Imported cars will soon be transporting on the standard gauge railway (SGR) after the completion of the railway line to cover 10 berths at the port of Mombasa is complete.
According to Kenya Ports Authority (KPA), this will boost efficiency as it will enable car-go discharged from a ship to be loaded directly onto the SGR freight trains.
This means more than 200,000 imported cars can be now transported via SGR trains annually.
The SGR will also be able to handle non-containerised (conventional) cargo such as clinker, fertiliser, grains, and steels.
The development is another blow to road transporters who have been ferrying cars as the SGR freight trains will take most of the truck jobs.

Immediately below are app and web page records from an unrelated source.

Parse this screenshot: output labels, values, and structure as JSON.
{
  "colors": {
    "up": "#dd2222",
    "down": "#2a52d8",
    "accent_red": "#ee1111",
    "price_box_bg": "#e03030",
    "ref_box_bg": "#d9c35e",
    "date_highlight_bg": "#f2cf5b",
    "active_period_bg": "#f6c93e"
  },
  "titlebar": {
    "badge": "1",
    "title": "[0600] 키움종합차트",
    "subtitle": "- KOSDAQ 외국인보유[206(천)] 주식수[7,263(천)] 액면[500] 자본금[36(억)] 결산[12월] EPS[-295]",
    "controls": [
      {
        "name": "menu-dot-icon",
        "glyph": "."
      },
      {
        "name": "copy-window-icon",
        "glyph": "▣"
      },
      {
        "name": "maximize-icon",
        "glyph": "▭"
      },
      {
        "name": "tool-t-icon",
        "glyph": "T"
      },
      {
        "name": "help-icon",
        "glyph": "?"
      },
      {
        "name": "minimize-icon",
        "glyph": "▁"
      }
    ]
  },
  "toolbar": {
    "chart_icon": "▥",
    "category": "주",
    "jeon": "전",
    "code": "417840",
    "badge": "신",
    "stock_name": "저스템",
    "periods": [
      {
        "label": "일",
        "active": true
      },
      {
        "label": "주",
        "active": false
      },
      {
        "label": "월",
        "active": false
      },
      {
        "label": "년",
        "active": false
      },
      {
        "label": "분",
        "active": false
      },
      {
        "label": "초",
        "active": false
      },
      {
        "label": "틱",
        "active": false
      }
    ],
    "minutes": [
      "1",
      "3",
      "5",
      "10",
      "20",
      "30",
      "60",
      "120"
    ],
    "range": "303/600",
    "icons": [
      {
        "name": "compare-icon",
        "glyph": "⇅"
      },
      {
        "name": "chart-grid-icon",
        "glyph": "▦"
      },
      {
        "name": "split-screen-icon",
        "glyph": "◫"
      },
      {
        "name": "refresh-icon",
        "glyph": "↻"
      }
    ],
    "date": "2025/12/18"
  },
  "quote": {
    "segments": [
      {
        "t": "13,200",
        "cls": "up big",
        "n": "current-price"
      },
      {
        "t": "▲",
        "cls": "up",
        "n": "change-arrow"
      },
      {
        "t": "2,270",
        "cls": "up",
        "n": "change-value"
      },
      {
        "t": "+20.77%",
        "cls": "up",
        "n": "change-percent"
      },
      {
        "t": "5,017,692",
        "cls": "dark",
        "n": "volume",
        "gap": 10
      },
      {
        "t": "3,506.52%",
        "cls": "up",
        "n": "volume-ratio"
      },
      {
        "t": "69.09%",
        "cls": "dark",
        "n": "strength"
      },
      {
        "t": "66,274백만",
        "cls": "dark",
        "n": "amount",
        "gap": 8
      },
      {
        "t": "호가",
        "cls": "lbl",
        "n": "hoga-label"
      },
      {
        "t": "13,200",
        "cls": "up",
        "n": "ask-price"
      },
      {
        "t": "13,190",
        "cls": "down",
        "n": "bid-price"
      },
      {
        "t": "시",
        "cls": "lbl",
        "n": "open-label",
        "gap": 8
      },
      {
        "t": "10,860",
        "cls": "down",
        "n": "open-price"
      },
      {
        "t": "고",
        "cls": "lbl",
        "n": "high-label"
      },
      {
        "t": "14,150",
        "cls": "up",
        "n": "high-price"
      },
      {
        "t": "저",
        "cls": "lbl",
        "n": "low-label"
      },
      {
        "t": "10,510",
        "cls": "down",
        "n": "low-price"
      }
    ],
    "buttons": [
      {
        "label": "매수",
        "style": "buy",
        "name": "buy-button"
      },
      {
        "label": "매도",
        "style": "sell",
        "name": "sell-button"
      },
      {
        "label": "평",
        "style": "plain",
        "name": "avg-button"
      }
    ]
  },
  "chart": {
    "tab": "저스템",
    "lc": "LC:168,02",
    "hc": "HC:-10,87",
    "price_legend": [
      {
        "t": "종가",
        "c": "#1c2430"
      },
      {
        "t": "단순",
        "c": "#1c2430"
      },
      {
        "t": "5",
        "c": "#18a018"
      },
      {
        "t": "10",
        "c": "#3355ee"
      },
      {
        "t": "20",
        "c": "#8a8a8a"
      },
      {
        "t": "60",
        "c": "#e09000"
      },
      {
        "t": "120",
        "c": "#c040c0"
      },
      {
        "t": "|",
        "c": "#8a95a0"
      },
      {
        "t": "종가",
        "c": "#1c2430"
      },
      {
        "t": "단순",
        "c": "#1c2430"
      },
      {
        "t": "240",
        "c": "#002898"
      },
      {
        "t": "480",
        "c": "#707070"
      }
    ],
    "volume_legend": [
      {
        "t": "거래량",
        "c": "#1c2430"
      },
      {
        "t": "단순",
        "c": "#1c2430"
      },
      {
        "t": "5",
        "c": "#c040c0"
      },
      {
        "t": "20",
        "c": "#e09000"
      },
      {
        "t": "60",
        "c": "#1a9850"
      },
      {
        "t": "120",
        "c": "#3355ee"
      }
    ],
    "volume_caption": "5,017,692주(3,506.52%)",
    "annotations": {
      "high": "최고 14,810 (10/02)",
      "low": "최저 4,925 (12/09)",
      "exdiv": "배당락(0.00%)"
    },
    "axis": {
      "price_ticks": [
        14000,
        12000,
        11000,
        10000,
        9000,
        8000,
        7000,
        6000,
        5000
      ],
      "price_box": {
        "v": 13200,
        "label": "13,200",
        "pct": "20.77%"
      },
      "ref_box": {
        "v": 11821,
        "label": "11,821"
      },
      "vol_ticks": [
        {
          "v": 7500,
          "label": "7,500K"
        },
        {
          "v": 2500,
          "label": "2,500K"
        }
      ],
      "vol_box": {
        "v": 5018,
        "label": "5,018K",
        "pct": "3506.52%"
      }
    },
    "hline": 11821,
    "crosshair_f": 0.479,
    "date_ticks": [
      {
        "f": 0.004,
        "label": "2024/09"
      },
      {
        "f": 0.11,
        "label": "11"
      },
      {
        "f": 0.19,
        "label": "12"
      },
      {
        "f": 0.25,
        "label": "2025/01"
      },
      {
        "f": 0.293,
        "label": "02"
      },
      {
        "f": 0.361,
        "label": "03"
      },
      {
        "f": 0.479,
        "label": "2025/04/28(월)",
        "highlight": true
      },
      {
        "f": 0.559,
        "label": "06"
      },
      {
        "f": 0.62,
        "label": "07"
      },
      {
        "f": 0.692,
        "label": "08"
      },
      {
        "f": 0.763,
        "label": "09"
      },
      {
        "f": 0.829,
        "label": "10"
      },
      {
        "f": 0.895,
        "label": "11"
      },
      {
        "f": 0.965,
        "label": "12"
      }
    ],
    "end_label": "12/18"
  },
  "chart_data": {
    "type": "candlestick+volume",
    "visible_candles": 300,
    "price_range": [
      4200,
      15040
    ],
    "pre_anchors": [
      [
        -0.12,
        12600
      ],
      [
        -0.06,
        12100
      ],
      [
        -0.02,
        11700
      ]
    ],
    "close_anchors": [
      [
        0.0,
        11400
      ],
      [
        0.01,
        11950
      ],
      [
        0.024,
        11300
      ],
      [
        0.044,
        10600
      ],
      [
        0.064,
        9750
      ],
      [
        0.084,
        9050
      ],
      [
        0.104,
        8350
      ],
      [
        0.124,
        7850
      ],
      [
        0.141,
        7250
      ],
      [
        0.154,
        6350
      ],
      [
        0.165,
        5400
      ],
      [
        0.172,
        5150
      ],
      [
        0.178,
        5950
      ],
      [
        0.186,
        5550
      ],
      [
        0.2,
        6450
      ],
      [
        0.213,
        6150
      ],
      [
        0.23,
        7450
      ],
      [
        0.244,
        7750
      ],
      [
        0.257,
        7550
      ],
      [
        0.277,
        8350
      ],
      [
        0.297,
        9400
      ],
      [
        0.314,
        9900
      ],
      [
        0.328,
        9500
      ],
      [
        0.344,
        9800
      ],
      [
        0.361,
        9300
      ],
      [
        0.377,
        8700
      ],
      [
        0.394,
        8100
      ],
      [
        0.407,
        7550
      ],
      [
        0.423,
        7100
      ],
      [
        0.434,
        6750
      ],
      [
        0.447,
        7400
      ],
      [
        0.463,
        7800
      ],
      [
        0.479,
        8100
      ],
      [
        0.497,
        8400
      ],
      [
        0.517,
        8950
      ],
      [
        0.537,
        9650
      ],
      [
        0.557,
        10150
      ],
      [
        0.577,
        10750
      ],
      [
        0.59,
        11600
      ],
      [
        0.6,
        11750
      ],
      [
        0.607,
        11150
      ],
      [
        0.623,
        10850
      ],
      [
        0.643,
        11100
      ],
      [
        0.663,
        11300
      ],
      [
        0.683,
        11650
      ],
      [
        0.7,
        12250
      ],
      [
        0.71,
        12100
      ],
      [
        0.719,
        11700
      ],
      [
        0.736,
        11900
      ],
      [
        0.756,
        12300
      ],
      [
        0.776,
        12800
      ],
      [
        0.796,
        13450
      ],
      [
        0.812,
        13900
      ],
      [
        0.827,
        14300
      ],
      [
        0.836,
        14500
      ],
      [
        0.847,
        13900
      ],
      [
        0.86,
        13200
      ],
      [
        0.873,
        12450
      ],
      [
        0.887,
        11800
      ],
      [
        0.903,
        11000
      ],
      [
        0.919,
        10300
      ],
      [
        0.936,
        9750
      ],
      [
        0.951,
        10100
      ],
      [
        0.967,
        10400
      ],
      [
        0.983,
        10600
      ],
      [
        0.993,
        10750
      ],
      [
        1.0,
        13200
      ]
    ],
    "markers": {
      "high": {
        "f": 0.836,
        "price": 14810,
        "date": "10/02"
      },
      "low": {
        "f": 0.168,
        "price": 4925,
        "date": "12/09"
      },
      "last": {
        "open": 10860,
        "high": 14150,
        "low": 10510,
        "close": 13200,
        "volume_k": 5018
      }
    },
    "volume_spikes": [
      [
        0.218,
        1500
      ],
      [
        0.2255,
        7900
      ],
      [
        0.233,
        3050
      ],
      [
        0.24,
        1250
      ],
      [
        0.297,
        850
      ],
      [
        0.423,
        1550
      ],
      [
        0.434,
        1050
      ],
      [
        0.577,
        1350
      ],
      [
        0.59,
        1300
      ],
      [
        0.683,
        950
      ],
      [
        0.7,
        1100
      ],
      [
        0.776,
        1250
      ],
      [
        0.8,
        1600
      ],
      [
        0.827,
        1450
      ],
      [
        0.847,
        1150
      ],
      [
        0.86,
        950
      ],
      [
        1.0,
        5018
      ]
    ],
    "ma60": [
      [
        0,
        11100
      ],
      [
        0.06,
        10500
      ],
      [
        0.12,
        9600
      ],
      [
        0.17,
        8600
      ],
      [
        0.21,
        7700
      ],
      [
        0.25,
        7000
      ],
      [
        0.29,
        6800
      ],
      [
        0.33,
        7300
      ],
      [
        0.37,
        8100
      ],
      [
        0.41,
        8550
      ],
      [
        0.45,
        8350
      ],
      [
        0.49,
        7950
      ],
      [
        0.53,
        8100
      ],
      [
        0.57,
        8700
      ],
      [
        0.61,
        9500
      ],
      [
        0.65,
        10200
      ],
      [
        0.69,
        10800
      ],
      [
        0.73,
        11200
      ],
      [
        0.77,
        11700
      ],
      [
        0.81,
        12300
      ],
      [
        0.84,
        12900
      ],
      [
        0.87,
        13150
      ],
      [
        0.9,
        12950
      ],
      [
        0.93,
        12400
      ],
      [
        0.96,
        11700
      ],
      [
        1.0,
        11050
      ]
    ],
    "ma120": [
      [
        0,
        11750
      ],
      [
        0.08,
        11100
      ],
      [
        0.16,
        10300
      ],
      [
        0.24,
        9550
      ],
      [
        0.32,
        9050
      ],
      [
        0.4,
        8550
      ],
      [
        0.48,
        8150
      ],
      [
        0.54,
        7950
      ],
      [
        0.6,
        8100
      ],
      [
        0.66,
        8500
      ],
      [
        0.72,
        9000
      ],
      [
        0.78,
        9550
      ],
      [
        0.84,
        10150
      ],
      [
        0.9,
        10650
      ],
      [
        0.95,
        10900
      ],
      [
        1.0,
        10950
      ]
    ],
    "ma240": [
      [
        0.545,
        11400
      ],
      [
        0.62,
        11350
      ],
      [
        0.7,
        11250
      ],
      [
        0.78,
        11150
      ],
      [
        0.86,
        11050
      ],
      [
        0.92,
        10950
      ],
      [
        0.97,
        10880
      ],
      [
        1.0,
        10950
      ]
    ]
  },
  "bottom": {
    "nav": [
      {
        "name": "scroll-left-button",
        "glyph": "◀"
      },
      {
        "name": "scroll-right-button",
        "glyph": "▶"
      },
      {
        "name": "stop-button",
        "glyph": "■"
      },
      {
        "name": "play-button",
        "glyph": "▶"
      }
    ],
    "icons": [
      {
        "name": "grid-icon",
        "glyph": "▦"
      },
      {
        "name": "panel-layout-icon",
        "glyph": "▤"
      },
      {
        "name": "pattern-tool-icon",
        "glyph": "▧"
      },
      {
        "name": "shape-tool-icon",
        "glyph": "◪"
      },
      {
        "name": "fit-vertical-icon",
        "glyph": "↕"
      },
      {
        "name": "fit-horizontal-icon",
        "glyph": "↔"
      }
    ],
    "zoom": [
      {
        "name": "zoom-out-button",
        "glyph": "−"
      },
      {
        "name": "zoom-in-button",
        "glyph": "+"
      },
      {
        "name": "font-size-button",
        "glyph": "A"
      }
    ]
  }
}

Car Importers Association of Kenya chairman Peter Otieno asked KPA not to force importers to use the SGR trains when the services start.
“So long as they are doing it under the agreement with the importer, then we don’t have a problem with it. We will have a problem if we are forced to use the wagons when we are not ready for it,” said Mr Otieno.
He said it should be left to importers to decide if they want to ferry their vehicles through SGR.
“It is the importer who can decide whether his or her cargo should be taken by either the SGR or trucks. They should not be forced to use the trains against their wish,” Mr Otieno added.
The main SGR line between Mombasa and Nairobi is linked to the port by the line from Port Reitz Marshaling and enters the Mombasa port through Port Relief Line 1 behind berth 19.
The SGR Port Interface is served by Port Relief Line 1 and 2 from berth 1 to berth 18.
KPA has said more than 200,000 imported cars will now be ferried by the SGR through Port Relief Line 1 and 2.
Senior permanent way officer David Arika, who is also the SGR project manager at the port of Mombasa, said the extension would increase cargo uptake by the SGR trains.
Mr Arika said the two lines will be able to feed the SGR with more than nine mil-lion tonnes of cargo.
Port Relief Line 1 and 2 cover 4.9 kilometres, with a loading capacity of 400 wag-ons.
“The port of Mombasa discharges more than 200,000 units of cars every year, and that is why a ramp was created at the end of the relief line 2.
“The ramp is meant to facilitate the loading of the vehicles direct from the ships to the waiting SGR wagons. The vehicles will then be ferried to various destinations that include Nairobi, Kisumu and other regions,” said Mr Arika.
This is expected to push more trucks out of the road.
According to the Kenya Transporters Association, more than 100 truck drivers have been left jobless after the owners either reduced their fleet or stopped op-erations due to lack of business.
“SGR needed more cargo to increase their capacity and that is why this line was created,” said Mr Arika.